What I'm curious about is the best value for R1 and its relation to output voltage and response time. The appnote gives a formula for calculating the response time, but leaves terms undefined. The current value of 20M was based on experimentation with a breadboard; at this value it gives reasonable results between 0 and 0.15 volts for reflected light from another identical LED, and a bit over 5V if I point the emitting LED directly at the detector.

I'd like to increase the sensitivity to low light levels, but I don't know how much I can safely do so without sacrificing response time. My target component isn't the same as I was using on the breadboard, either, and I don't know what parameters of the LED affect the output voltage. In a nutshell:

  • How do I determine the response time of this circuit in its detecting configuration?
  • How can I determine what voltage level to expect at PIN1 with a given value of R1 and a given light level?

Best Answer

There are not good answers to these questions because LEDs are intended for emitting light, and as such the parameters you need to answer your questions are not specified.

A LED reverse biased as a light sensor is a current source proportional to the light level. Being a current source, it have very high impedance (a perfect current source has infinite impedance). The response time is proportional to the resistance of the node times the capacitance. Since the capacitance is parasitic, it is hard to guess and will depend a lot on the particular LED and on layout. The resistance is the deliberate resistance R1 in parallel with any leakage resistance and the resistance of the LED being a imperfect current source. Other then R1, these are again hard to guess. 20 MΩ is so high that leakage can be a important factor. Even dirt on the board and ambient humidity matters at that impedance.

As for how to determine the voltage, that again must be done experimentally. Unless you have a unusual LED that is intended also for reverse operation, you're not going to get a spec. Test a few and leave lots of room for device variation.
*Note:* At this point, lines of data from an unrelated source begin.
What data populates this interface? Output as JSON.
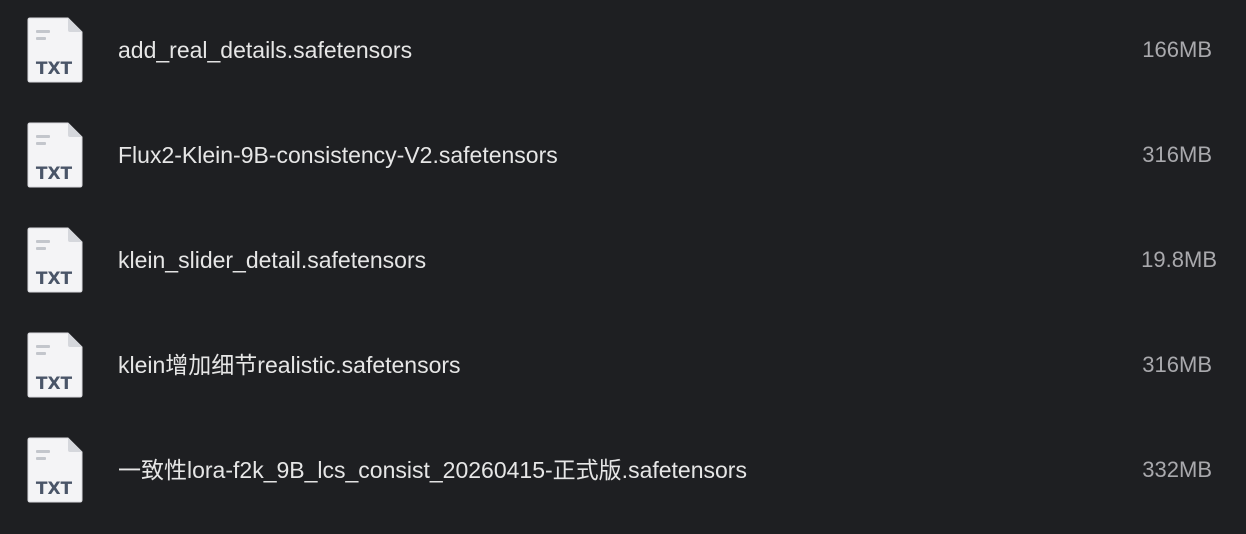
{
  "file_list": {
    "items": [
      {
        "name": "add_real_details.safetensors",
        "size": "166MB",
        "icon": "txt-file-icon",
        "icon_label": "TXT"
      },
      {
        "name": "Flux2-Klein-9B-consistency-V2.safetensors",
        "size": "316MB",
        "icon": "txt-file-icon",
        "icon_label": "TXT"
      },
      {
        "name": "klein_slider_detail.safetensors",
        "size": "19.8MB",
        "icon": "txt-file-icon",
        "icon_label": "TXT"
      },
      {
        "name": "klein增加细节realistic.safetensors",
        "size": "316MB",
        "icon": "txt-file-icon",
        "icon_label": "TXT"
      },
      {
        "name": "一致性lora-f2k_9B_lcs_consist_20260415-正式版.safetensors",
        "size": "332MB",
        "icon": "txt-file-icon",
        "icon_label": "TXT"
      }
    ]
  },
  "colors": {
    "background": "#1e1f22",
    "file_name": "#e6e6e6",
    "file_size": "#a9a9ad",
    "icon_body": "#f4f4f6",
    "icon_text": "#4a5568"
  }
}
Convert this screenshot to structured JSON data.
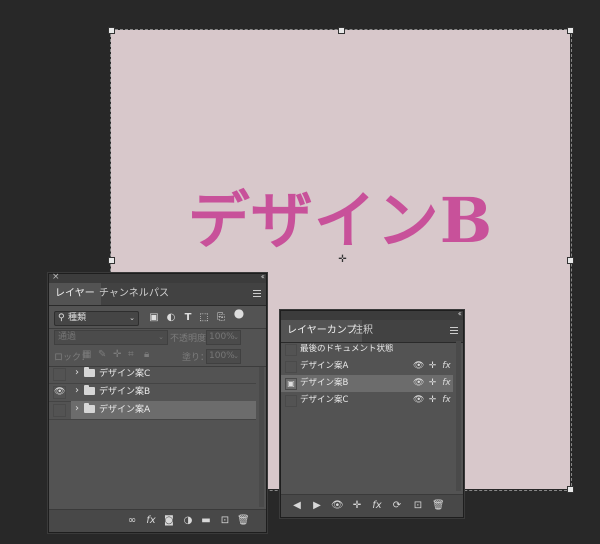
{
  "canvas": {
    "text": "デザインB",
    "text_color": "#c8519a",
    "background": "#d8c8cb"
  },
  "layers_panel": {
    "close_icon": "×",
    "collapse_icon": "‹‹",
    "tabs": [
      {
        "label": "レイヤー",
        "active": true
      },
      {
        "label": "チャンネル",
        "active": false
      },
      {
        "label": "パス",
        "active": false
      }
    ],
    "filter_kind": "種類",
    "blend_mode": "通過",
    "opacity_label": "不透明度：",
    "opacity_value": "100%",
    "lock_label": "ロック：",
    "fill_label": "塗り：",
    "fill_value": "100%",
    "layers": [
      {
        "name": "デザイン案C",
        "visible": false,
        "selected": false
      },
      {
        "name": "デザイン案B",
        "visible": true,
        "selected": false
      },
      {
        "name": "デザイン案A",
        "visible": false,
        "selected": true
      }
    ]
  },
  "comps_panel": {
    "tabs": [
      {
        "label": "レイヤーカンプ",
        "active": true
      },
      {
        "label": "注釈",
        "active": false
      }
    ],
    "last_state": "最後のドキュメント状態",
    "comps": [
      {
        "name": "デザイン案A",
        "applied": false
      },
      {
        "name": "デザイン案B",
        "applied": true
      },
      {
        "name": "デザイン案C",
        "applied": false
      }
    ]
  }
}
I would use a considerably lower resistance with some amplification. The lower resistance will decrease the response time and make things more predictable by making the leakage resistance small enough in comparison to not matter. You are currently getting ouputs from 150 mV to 5 V with 20 MΩ. With 2 MΩ instead, those voltages will be 15 mV to 500 mV, which is still big enough for plenty of opamps to amplify reliably and should be low enough to make leakage ignorable. It may still be too slow, in which case you can use lower resistance still with better amplification.

Another point is that if your supply is large enough to get 5V on R1, then you may be applying too much reverse voltage to the LED in low light conditions. Check the LED datasheet (this usually is specified) and make sure you're not exceeding the reverse voltage limit. A lower resistance will let you use lower reverse bias voltage.